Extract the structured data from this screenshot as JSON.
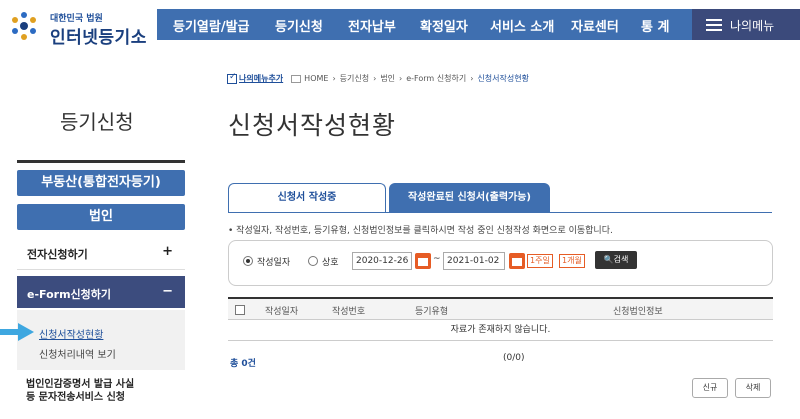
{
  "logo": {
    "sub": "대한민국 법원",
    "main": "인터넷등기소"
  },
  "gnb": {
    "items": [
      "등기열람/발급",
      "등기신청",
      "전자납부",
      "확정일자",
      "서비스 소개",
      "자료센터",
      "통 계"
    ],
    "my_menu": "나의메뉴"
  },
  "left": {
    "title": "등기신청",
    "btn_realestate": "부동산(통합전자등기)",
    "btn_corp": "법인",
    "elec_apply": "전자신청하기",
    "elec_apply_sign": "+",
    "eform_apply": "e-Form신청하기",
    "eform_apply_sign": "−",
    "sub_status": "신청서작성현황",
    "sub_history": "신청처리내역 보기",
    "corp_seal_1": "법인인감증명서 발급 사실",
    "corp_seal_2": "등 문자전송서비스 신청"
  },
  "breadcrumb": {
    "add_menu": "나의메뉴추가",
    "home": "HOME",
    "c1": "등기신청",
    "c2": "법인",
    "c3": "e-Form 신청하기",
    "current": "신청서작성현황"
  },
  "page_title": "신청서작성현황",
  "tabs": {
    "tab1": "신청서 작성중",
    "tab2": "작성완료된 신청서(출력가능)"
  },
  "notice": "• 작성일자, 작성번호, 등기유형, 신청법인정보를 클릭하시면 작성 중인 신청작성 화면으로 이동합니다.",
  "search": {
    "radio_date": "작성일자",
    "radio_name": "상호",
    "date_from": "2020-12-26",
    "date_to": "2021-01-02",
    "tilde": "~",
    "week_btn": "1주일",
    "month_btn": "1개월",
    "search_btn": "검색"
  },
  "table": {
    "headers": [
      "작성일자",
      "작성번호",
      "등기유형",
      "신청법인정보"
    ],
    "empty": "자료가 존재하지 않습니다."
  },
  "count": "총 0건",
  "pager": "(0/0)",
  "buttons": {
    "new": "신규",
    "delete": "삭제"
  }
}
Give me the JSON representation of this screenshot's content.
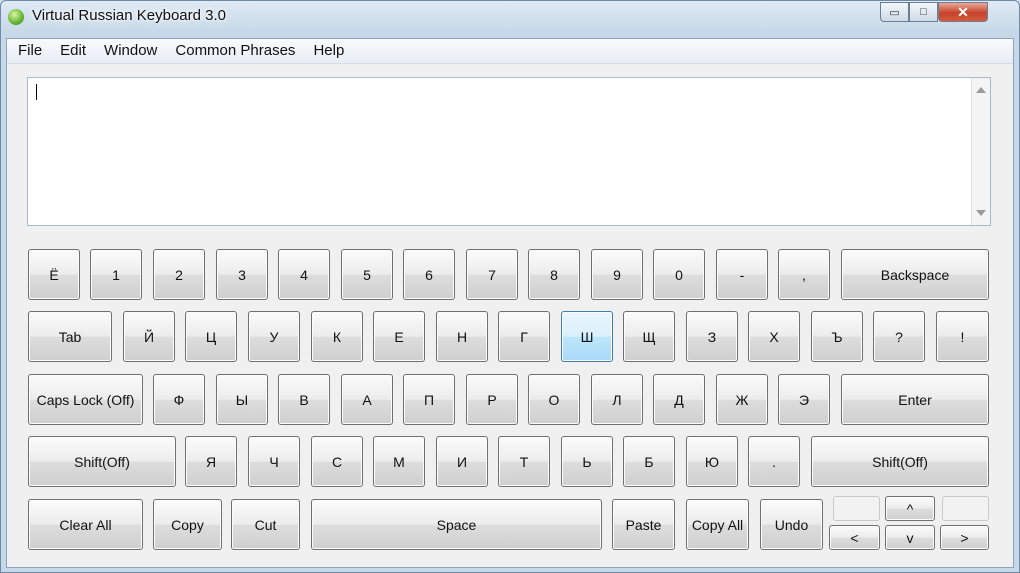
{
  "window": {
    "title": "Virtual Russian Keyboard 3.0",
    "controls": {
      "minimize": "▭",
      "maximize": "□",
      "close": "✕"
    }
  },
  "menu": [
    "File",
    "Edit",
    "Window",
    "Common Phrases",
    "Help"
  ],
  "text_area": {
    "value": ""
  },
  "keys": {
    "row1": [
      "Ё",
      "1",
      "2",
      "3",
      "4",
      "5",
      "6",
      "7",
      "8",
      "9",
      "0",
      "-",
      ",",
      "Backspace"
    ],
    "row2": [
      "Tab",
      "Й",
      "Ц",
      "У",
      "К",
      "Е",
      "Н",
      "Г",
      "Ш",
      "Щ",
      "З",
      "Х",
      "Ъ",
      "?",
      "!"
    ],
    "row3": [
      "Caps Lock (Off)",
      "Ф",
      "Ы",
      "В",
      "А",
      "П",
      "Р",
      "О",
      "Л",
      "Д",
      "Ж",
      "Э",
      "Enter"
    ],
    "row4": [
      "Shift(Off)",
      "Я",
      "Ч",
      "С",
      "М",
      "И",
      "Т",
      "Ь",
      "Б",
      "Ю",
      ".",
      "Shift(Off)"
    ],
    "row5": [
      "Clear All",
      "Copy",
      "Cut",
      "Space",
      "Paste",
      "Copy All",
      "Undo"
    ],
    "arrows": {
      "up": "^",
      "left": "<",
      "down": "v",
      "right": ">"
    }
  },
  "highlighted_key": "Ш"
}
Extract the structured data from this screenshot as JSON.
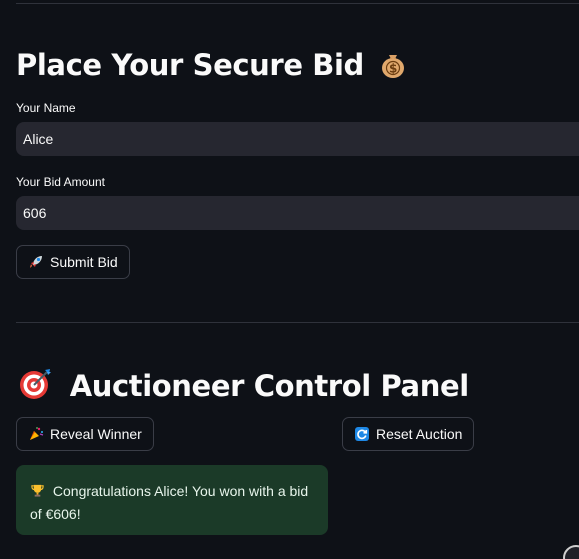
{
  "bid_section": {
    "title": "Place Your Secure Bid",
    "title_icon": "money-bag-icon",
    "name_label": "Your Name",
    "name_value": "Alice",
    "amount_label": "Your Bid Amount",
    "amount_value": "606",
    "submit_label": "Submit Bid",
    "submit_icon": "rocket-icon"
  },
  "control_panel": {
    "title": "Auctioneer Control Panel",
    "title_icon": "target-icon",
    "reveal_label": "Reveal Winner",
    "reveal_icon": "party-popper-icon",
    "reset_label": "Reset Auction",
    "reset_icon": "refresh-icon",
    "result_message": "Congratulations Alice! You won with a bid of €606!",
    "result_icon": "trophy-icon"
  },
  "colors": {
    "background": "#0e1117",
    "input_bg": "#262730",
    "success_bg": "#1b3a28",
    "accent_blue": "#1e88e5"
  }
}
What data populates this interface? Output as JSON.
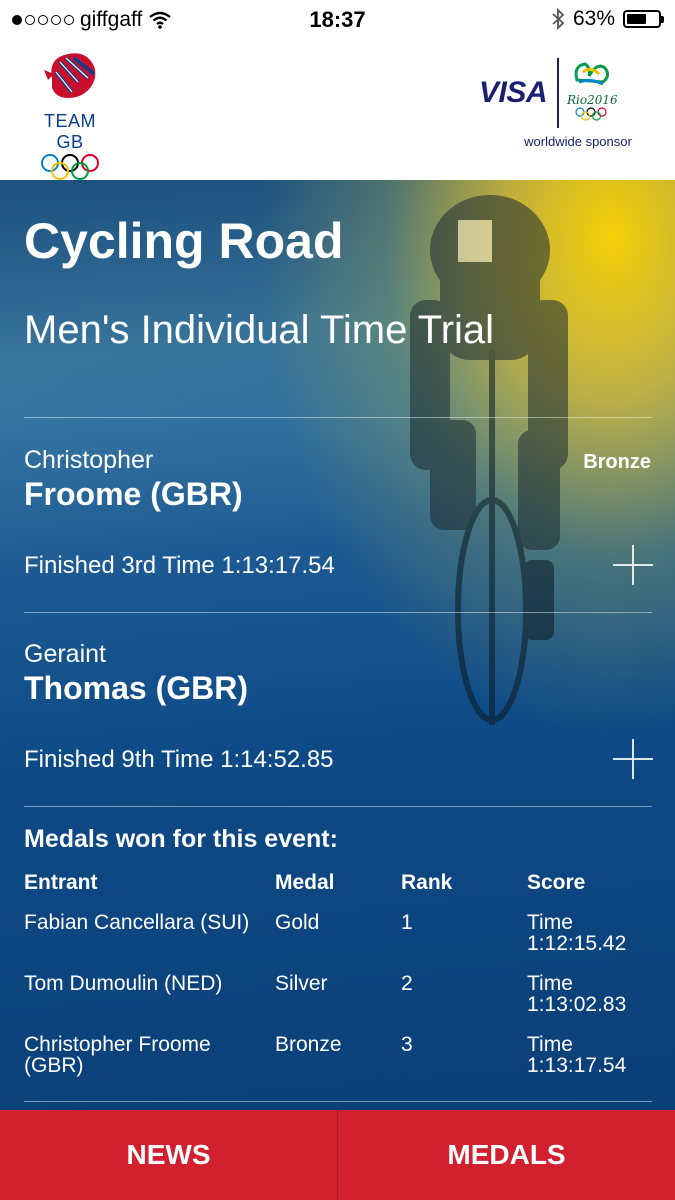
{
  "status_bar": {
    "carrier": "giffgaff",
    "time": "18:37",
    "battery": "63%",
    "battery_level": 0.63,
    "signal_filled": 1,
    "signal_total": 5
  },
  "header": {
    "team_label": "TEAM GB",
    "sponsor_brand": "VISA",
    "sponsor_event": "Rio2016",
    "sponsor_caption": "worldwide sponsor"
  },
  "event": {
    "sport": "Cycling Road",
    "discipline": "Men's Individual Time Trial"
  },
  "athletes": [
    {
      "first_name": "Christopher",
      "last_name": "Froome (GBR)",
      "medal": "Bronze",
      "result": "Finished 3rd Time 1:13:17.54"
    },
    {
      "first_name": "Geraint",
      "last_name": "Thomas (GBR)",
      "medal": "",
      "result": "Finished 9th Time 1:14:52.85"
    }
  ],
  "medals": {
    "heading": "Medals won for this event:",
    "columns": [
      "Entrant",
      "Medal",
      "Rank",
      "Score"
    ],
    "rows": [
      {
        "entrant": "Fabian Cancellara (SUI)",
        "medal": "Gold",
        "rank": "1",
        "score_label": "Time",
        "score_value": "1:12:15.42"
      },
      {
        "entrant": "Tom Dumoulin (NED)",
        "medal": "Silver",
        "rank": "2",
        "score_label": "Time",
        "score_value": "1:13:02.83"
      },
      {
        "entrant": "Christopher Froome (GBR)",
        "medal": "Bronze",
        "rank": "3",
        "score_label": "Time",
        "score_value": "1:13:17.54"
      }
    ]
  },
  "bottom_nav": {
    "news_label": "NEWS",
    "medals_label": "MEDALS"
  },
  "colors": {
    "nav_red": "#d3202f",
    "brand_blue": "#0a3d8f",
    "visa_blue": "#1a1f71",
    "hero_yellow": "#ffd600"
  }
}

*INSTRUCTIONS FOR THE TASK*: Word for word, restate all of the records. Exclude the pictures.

*TASK OUTPUT*:
Extract the structured data from this screenshot as JSON.
{
  "logo": {
    "sub": "대한민국 법원",
    "main": "인터넷등기소"
  },
  "gnb": {
    "items": [
      "등기열람/발급",
      "등기신청",
      "전자납부",
      "확정일자",
      "서비스 소개",
      "자료센터",
      "통 계"
    ],
    "my_menu": "나의메뉴"
  },
  "left": {
    "title": "등기신청",
    "btn_realestate": "부동산(통합전자등기)",
    "btn_corp": "법인",
    "elec_apply": "전자신청하기",
    "elec_apply_sign": "+",
    "eform_apply": "e-Form신청하기",
    "eform_apply_sign": "−",
    "sub_status": "신청서작성현황",
    "sub_history": "신청처리내역 보기",
    "corp_seal_1": "법인인감증명서 발급 사실",
    "corp_seal_2": "등 문자전송서비스 신청"
  },
  "breadcrumb": {
    "add_menu": "나의메뉴추가",
    "home": "HOME",
    "c1": "등기신청",
    "c2": "법인",
    "c3": "e-Form 신청하기",
    "current": "신청서작성현황"
  },
  "page_title": "신청서작성현황",
  "tabs": {
    "tab1": "신청서 작성중",
    "tab2": "작성완료된 신청서(출력가능)"
  },
  "notice": "• 작성일자, 작성번호, 등기유형, 신청법인정보를 클릭하시면 작성 중인 신청작성 화면으로 이동합니다.",
  "search": {
    "radio_date": "작성일자",
    "radio_name": "상호",
    "date_from": "2020-12-26",
    "date_to": "2021-01-02",
    "tilde": "~",
    "week_btn": "1주일",
    "month_btn": "1개월",
    "search_btn": "검색"
  },
  "table": {
    "headers": [
      "작성일자",
      "작성번호",
      "등기유형",
      "신청법인정보"
    ],
    "empty": "자료가 존재하지 않습니다."
  },
  "count": "총 0건",
  "pager": "(0/0)",
  "buttons": {
    "new": "신규",
    "delete": "삭제"
  }
}
Give me the JSON representation of this screenshot's content.
{
  "window": {
    "title": "Virtual Russian Keyboard 3.0",
    "controls": {
      "minimize": "▭",
      "maximize": "□",
      "close": "✕"
    }
  },
  "menu": [
    "File",
    "Edit",
    "Window",
    "Common Phrases",
    "Help"
  ],
  "text_area": {
    "value": ""
  },
  "keys": {
    "row1": [
      "Ё",
      "1",
      "2",
      "3",
      "4",
      "5",
      "6",
      "7",
      "8",
      "9",
      "0",
      "-",
      ",",
      "Backspace"
    ],
    "row2": [
      "Tab",
      "Й",
      "Ц",
      "У",
      "К",
      "Е",
      "Н",
      "Г",
      "Ш",
      "Щ",
      "З",
      "Х",
      "Ъ",
      "?",
      "!"
    ],
    "row3": [
      "Caps Lock (Off)",
      "Ф",
      "Ы",
      "В",
      "А",
      "П",
      "Р",
      "О",
      "Л",
      "Д",
      "Ж",
      "Э",
      "Enter"
    ],
    "row4": [
      "Shift(Off)",
      "Я",
      "Ч",
      "С",
      "М",
      "И",
      "Т",
      "Ь",
      "Б",
      "Ю",
      ".",
      "Shift(Off)"
    ],
    "row5": [
      "Clear All",
      "Copy",
      "Cut",
      "Space",
      "Paste",
      "Copy All",
      "Undo"
    ],
    "arrows": {
      "up": "^",
      "left": "<",
      "down": "v",
      "right": ">"
    }
  },
  "highlighted_key": "Ш"
}
Extract the structured data from this screenshot as JSON.
{
  "bid_section": {
    "title": "Place Your Secure Bid",
    "title_icon": "money-bag-icon",
    "name_label": "Your Name",
    "name_value": "Alice",
    "amount_label": "Your Bid Amount",
    "amount_value": "606",
    "submit_label": "Submit Bid",
    "submit_icon": "rocket-icon"
  },
  "control_panel": {
    "title": "Auctioneer Control Panel",
    "title_icon": "target-icon",
    "reveal_label": "Reveal Winner",
    "reveal_icon": "party-popper-icon",
    "reset_label": "Reset Auction",
    "reset_icon": "refresh-icon",
    "result_message": "Congratulations Alice! You won with a bid of €606!",
    "result_icon": "trophy-icon"
  },
  "colors": {
    "background": "#0e1117",
    "input_bg": "#262730",
    "success_bg": "#1b3a28",
    "accent_blue": "#1e88e5"
  }
}
What data populates this interface? Output as JSON.
{
  "status_bar": {
    "carrier": "giffgaff",
    "time": "18:37",
    "battery": "63%",
    "battery_level": 0.63,
    "signal_filled": 1,
    "signal_total": 5
  },
  "header": {
    "team_label": "TEAM GB",
    "sponsor_brand": "VISA",
    "sponsor_event": "Rio2016",
    "sponsor_caption": "worldwide sponsor"
  },
  "event": {
    "sport": "Cycling Road",
    "discipline": "Men's Individual Time Trial"
  },
  "athletes": [
    {
      "first_name": "Christopher",
      "last_name": "Froome (GBR)",
      "medal": "Bronze",
      "result": "Finished 3rd Time 1:13:17.54"
    },
    {
      "first_name": "Geraint",
      "last_name": "Thomas (GBR)",
      "medal": "",
      "result": "Finished 9th Time 1:14:52.85"
    }
  ],
  "medals": {
    "heading": "Medals won for this event:",
    "columns": [
      "Entrant",
      "Medal",
      "Rank",
      "Score"
    ],
    "rows": [
      {
        "entrant": "Fabian Cancellara (SUI)",
        "medal": "Gold",
        "rank": "1",
        "score_label": "Time",
        "score_value": "1:12:15.42"
      },
      {
        "entrant": "Tom Dumoulin (NED)",
        "medal": "Silver",
        "rank": "2",
        "score_label": "Time",
        "score_value": "1:13:02.83"
      },
      {
        "entrant": "Christopher Froome (GBR)",
        "medal": "Bronze",
        "rank": "3",
        "score_label": "Time",
        "score_value": "1:13:17.54"
      }
    ]
  },
  "bottom_nav": {
    "news_label": "NEWS",
    "medals_label": "MEDALS"
  },
  "colors": {
    "nav_red": "#d3202f",
    "brand_blue": "#0a3d8f",
    "visa_blue": "#1a1f71",
    "hero_yellow": "#ffd600"
  }
}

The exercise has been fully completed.